Last week I went to the incredibly cool Future TV Advertising Forum and, amongst other things, I saw a demonstration of some prototype systems for running synchronised second screen ad campaigns.
By the “second screen”, broadly speaking, I’m referring to a tablet which someone uses on his/her lap whilst sitting on the sofa watching TV (there’s an interesting debate about whether it’s the tablet or in fact the TV which is now the second screen, but that’s another story).
One particular product by Cisco and Innovid caught my eye. At a high level, it involves a system which picks out various keywords spoken during a programme played on TV which could then be used to trigger relevant and targeted ads to the user on his/her tablet. The system is so sophisticated it can even determine the “context” in which the word is being used to determine whether it’s a “positive” or “negative” mention of the word. For example, if someone on the TV was slagging off a brand, you wouldn’t want that to trigger an ad for that brand on the second screen, whereas if someone was watching a cookery programme, that would be a good opportunity to trigger ads for cooking utensils etc.

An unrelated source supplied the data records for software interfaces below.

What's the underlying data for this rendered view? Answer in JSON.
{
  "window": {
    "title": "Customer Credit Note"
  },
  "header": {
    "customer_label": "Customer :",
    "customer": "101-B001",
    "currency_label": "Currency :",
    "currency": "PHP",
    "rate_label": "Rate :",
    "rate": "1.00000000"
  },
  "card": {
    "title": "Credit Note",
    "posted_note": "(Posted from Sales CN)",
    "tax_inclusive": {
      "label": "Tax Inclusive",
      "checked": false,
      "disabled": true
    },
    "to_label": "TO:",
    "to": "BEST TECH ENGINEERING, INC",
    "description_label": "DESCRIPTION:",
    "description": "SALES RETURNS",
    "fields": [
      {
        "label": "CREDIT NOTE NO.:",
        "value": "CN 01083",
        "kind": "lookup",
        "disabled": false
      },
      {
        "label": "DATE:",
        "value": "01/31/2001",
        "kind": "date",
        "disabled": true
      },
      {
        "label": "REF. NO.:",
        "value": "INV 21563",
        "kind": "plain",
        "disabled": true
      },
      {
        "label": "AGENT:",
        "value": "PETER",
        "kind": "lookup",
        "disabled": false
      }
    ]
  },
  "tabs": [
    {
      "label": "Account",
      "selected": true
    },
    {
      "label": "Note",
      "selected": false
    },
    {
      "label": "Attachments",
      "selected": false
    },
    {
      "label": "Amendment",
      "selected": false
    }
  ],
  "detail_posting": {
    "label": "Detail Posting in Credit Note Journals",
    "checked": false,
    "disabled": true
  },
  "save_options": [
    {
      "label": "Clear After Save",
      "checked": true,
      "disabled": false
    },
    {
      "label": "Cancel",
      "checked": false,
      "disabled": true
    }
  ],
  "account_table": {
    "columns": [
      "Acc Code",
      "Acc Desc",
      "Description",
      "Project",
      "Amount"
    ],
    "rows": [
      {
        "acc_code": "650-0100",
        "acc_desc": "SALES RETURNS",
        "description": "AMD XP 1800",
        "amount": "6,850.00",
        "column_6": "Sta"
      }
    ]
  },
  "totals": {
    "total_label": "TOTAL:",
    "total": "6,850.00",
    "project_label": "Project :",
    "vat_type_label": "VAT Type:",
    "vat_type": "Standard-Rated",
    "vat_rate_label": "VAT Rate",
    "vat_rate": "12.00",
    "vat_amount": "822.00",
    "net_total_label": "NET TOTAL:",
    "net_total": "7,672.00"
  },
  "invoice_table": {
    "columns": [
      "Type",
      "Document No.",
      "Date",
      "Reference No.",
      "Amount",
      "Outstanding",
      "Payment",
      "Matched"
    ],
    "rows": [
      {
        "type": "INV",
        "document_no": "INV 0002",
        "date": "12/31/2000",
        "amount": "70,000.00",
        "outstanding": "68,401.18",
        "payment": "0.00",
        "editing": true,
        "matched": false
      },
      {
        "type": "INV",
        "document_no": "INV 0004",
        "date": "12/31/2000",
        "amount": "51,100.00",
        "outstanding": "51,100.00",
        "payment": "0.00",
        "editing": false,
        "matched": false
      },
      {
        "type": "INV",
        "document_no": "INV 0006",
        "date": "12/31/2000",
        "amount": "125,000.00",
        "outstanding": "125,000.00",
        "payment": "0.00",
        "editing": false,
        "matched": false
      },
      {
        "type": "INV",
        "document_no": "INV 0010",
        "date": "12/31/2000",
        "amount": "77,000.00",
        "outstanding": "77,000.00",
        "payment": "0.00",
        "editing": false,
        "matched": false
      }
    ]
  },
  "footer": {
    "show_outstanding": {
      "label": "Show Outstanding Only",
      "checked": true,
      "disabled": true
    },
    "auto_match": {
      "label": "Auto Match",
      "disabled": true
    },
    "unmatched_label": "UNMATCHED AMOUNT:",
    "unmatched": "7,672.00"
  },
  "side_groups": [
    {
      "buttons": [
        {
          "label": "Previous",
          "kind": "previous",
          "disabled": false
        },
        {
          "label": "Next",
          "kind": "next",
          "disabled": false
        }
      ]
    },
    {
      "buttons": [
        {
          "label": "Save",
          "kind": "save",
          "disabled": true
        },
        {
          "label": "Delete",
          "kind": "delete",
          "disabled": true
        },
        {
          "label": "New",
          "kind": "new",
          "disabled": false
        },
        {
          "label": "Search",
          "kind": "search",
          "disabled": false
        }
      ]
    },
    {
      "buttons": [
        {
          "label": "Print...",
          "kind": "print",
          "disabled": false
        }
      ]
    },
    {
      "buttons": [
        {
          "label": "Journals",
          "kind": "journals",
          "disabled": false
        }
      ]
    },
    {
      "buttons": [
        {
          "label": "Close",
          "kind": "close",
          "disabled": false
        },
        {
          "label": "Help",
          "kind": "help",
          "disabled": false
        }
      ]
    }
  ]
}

There’s more detail about the Cisco / Innovid solution in this blog post here.
What is particularly interesting about the system from a legal perspective is that it provides the potential for brands to purchase their competitors’ trade marks as trigger keywords, which, if appearing in the broadcast audio stream could trigger an ad on the tablet.
Anyone who knows a bit about trade mark law will know that if there’s one area which has caused an absurd amount of litigation in Europe, it’s the purchasing of competitors’ keywords in order to trigger sponsored search ads on search engines (the most well known of course being Google’s Adwords service).
If you’re reading this blog you’ll probably know how keyword advertising works. If not, in summary, if you want to advertise a website on Google, you can choose certain keywords which are “related” to your business – see Google’s guide here for how it works. More than one advertiser can purchase the same keywords, so advertisers can bid for how high up the list of sponsored ads they want their link to appear.
The problem therefore arises where a third party trade mark is purchased as a keyword and the third party feels this leads to an unfair advantage being taken from its trade mark. It’s these issues which lead to cases such as Google v Louis Vuitton, L’Oreal v eBay, and most recently Interflora v Marks & Spencer, where the High Court held in May this year that the use by M&S of the keyword “INTERFLORA” to advertise its flower-delivery business on Google was an infringement of Interflora’s trade mark.
The outcome from Interflora appears to be that a trade mark owner will struggle to prevent others from using its trade mark in keyword advertising unless the use somehow causes detriment to the trade mark’s distinctive character or reputation, or makes it difficult to determine whether the advertised goods/services originate from the trade mark owner or a third party etc.
It will be really interesting to see whether the type of synchronised second screen ad campaigns described above could prove to be the next battleground for keyword litigation, taking it from the web, to the TV, to the tablet.